# [Work item]
Please count the lines in the entries below that include the word "this", and give only the number.

# [Task input]
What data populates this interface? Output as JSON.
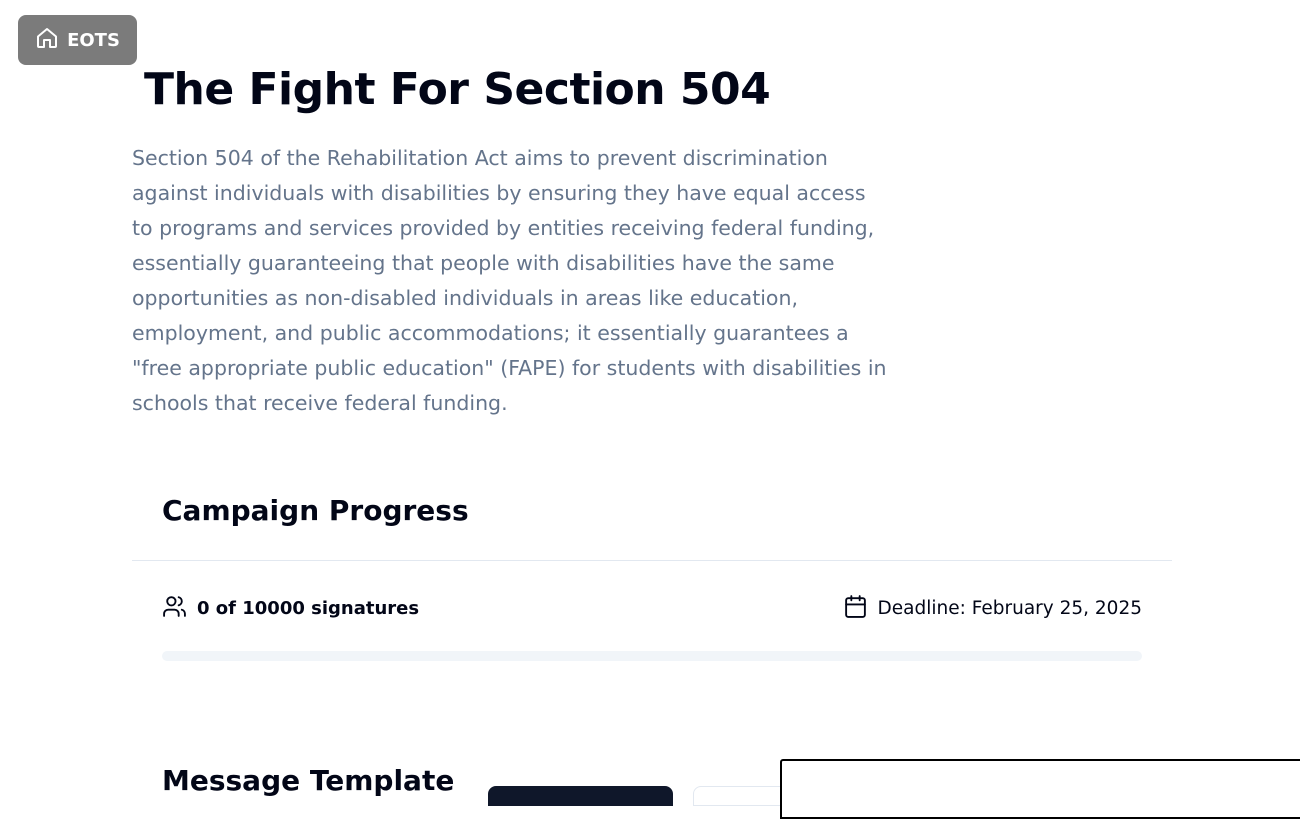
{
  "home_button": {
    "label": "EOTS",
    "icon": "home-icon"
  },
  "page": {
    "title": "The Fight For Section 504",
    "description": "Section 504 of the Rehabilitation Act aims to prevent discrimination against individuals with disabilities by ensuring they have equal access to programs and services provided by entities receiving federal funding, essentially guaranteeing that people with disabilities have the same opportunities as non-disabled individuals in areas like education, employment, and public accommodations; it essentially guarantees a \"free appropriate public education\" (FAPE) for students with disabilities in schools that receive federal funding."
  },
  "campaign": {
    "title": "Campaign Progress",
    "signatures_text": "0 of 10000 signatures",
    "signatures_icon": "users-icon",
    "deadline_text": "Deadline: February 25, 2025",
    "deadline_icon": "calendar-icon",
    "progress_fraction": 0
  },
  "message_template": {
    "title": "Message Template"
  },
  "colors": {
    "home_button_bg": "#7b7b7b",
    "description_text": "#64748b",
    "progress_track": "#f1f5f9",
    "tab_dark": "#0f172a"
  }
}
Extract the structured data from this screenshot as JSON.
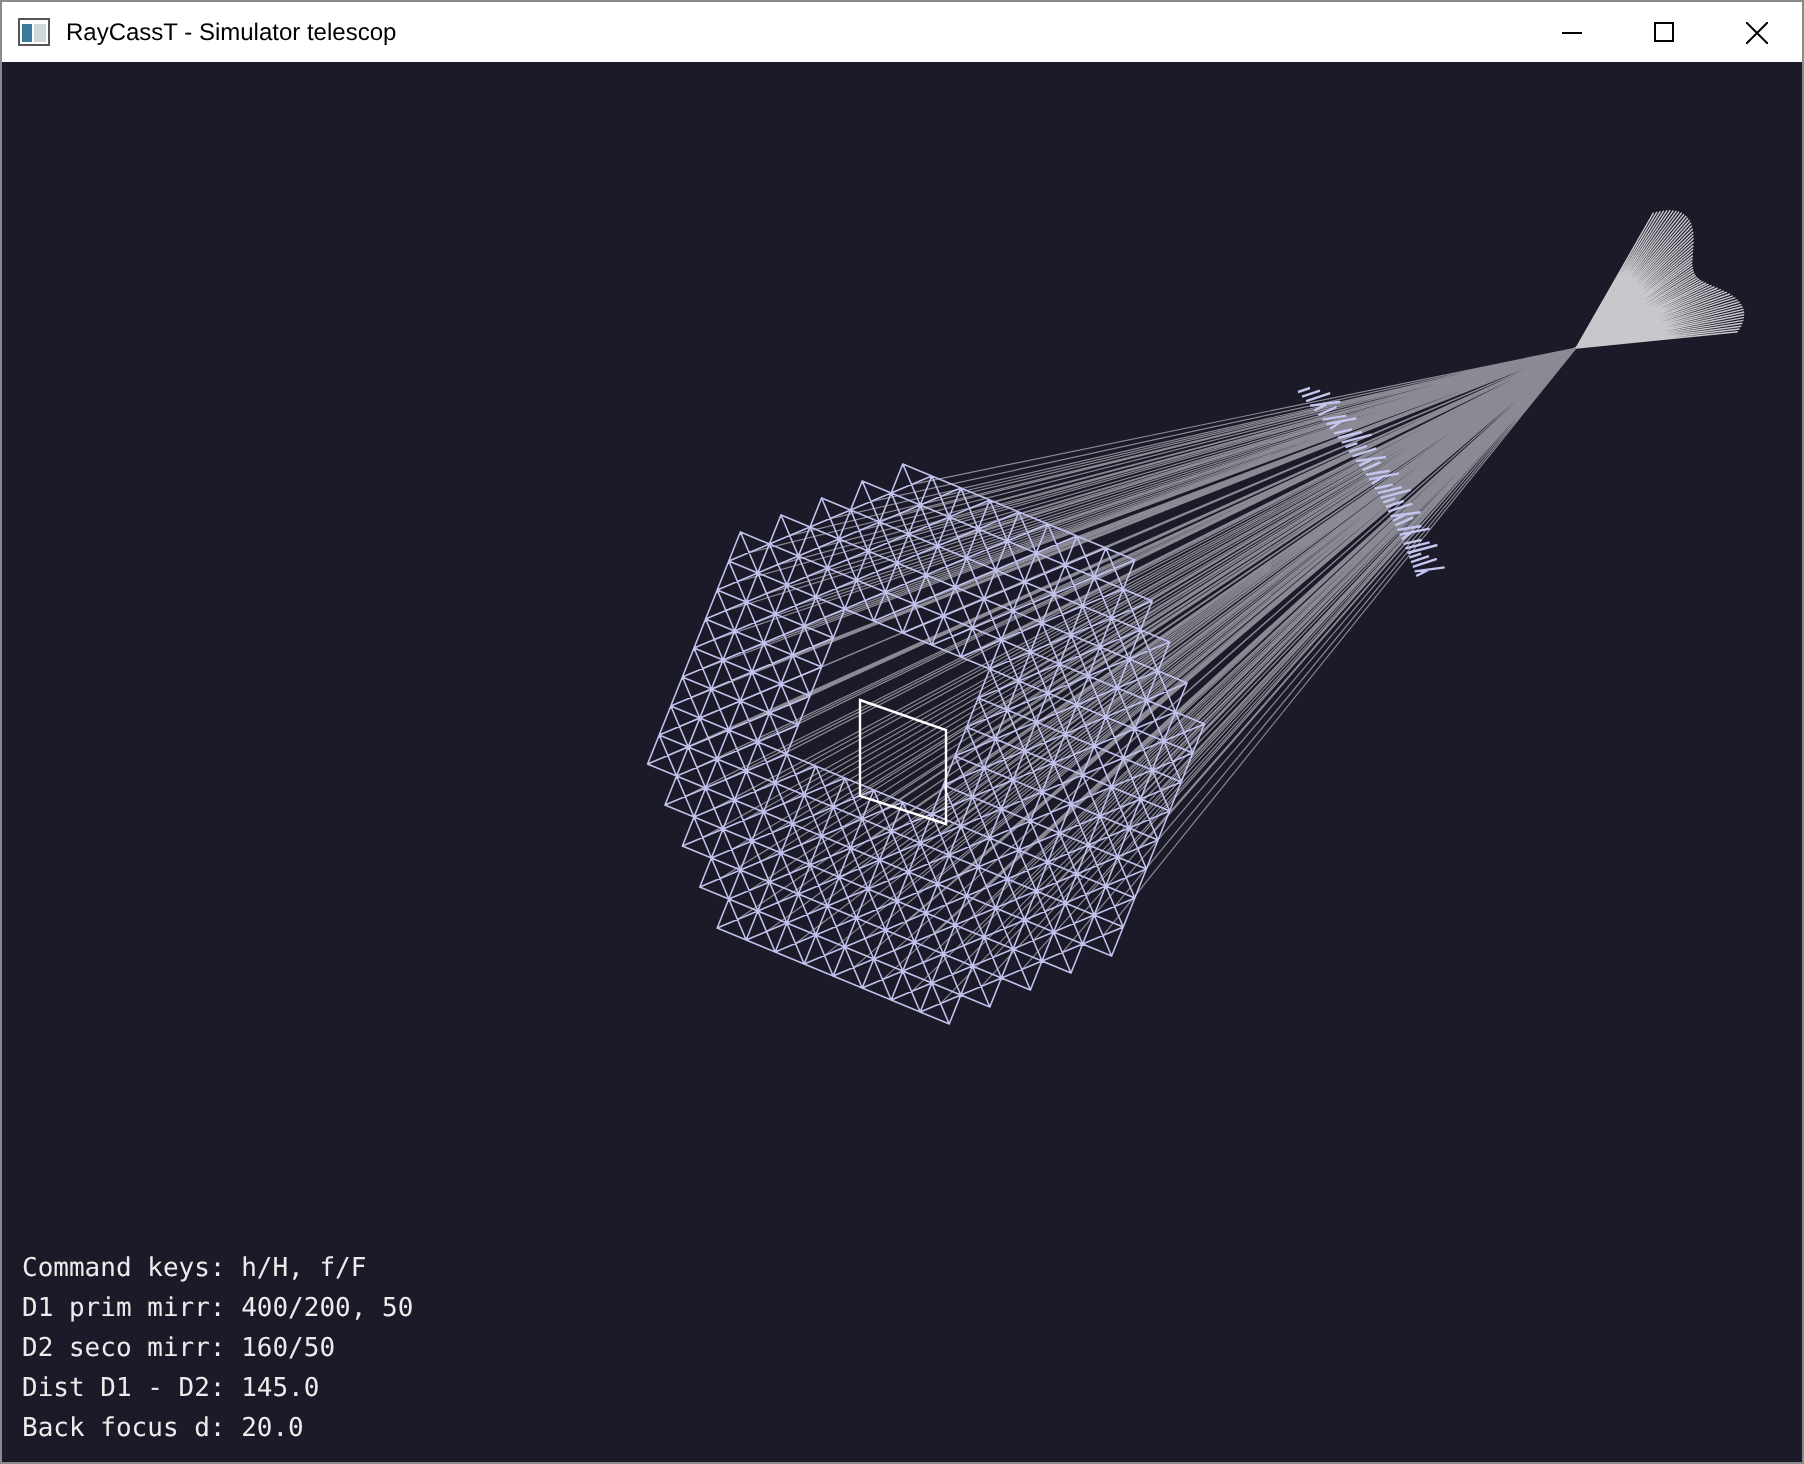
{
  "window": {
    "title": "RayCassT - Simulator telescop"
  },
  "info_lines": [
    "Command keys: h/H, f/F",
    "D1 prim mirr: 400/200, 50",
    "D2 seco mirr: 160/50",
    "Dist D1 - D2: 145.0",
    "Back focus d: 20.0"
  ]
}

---

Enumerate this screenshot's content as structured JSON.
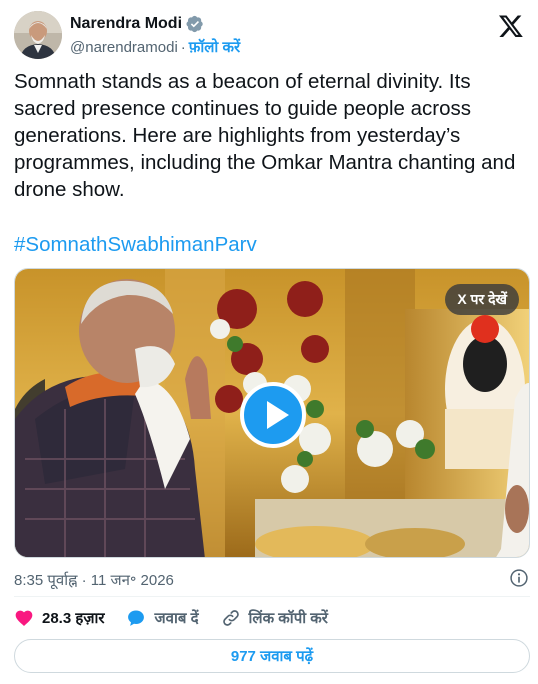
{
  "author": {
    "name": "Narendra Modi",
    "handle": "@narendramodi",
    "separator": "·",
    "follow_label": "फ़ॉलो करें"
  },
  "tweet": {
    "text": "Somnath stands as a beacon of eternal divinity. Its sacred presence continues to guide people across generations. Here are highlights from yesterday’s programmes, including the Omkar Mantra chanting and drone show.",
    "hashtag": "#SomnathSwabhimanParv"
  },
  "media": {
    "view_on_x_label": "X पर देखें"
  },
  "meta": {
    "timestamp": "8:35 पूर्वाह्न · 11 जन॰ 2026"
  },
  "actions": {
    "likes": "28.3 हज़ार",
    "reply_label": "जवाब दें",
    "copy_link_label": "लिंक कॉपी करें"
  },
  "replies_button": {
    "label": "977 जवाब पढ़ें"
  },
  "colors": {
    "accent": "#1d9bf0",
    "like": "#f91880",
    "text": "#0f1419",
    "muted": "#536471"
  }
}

# [Answer section]
3